**Task requirements:** If a line includes "Scheduler", copy it out of the entries.

**Data records:**
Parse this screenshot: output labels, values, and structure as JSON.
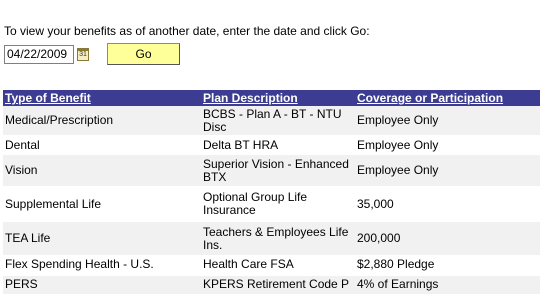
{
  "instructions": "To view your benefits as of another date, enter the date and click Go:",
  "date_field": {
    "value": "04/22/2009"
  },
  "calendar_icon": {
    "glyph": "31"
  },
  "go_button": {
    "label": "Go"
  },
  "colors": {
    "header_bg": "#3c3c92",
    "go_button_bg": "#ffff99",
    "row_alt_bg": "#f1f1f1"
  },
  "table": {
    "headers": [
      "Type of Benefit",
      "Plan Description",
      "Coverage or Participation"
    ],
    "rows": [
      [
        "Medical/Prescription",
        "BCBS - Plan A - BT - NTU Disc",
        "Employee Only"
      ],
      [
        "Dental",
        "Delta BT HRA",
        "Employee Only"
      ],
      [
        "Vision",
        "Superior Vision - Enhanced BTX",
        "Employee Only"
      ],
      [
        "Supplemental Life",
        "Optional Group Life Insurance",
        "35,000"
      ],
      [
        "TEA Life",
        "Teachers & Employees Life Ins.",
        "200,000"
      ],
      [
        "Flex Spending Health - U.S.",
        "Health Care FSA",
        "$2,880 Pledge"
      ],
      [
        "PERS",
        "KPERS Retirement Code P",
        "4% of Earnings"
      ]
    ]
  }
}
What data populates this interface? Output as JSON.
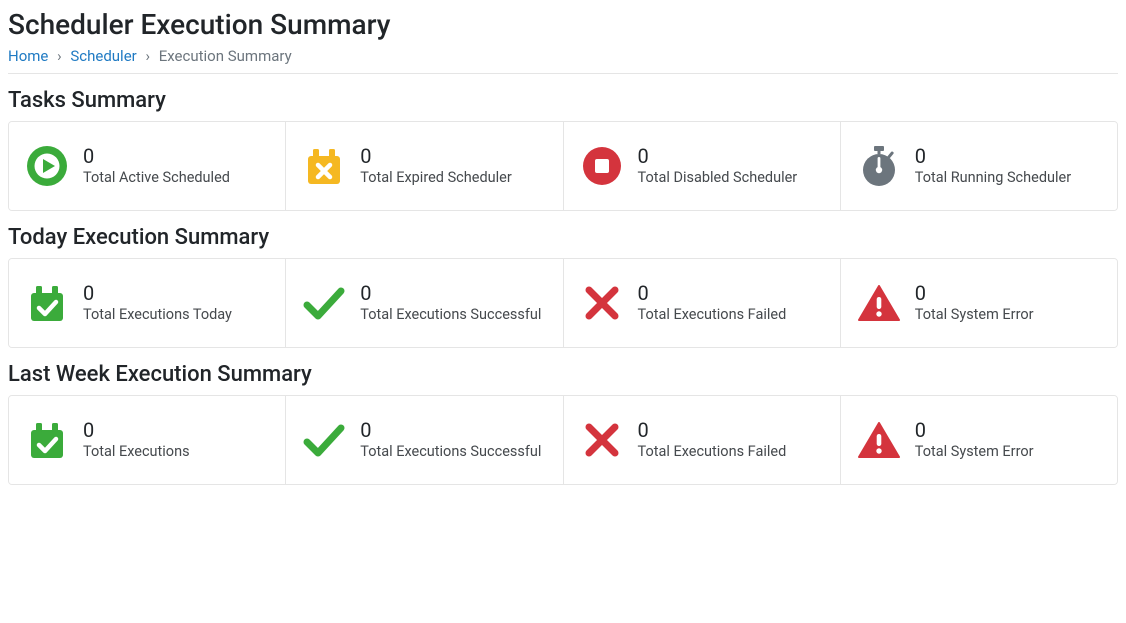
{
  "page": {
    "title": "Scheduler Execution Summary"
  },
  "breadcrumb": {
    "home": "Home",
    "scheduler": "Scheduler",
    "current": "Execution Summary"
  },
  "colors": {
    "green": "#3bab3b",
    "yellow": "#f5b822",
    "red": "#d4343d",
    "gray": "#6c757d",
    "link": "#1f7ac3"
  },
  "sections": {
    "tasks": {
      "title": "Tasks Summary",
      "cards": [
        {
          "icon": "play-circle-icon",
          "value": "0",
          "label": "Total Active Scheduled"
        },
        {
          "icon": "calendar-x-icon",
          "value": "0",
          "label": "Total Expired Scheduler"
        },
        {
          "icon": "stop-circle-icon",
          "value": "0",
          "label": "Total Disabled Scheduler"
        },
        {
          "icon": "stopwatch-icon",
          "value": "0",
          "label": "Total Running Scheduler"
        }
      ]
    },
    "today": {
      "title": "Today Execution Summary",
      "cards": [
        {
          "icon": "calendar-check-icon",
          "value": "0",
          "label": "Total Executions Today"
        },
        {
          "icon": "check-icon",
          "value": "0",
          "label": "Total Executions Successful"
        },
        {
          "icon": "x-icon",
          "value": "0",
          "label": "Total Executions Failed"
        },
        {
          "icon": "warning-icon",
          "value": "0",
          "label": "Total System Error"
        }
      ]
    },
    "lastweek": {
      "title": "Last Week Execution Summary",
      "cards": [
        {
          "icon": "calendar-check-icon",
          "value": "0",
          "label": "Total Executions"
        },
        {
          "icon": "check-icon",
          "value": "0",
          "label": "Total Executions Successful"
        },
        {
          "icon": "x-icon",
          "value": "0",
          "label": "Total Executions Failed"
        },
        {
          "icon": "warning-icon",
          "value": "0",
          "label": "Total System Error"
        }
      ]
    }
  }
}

**Response box:**
    "title": "Scheduler Execution Summary"
    "scheduler": "Scheduler",
          "label": "Total Expired Scheduler"
          "label": "Total Disabled Scheduler"
          "label": "Total Running Scheduler"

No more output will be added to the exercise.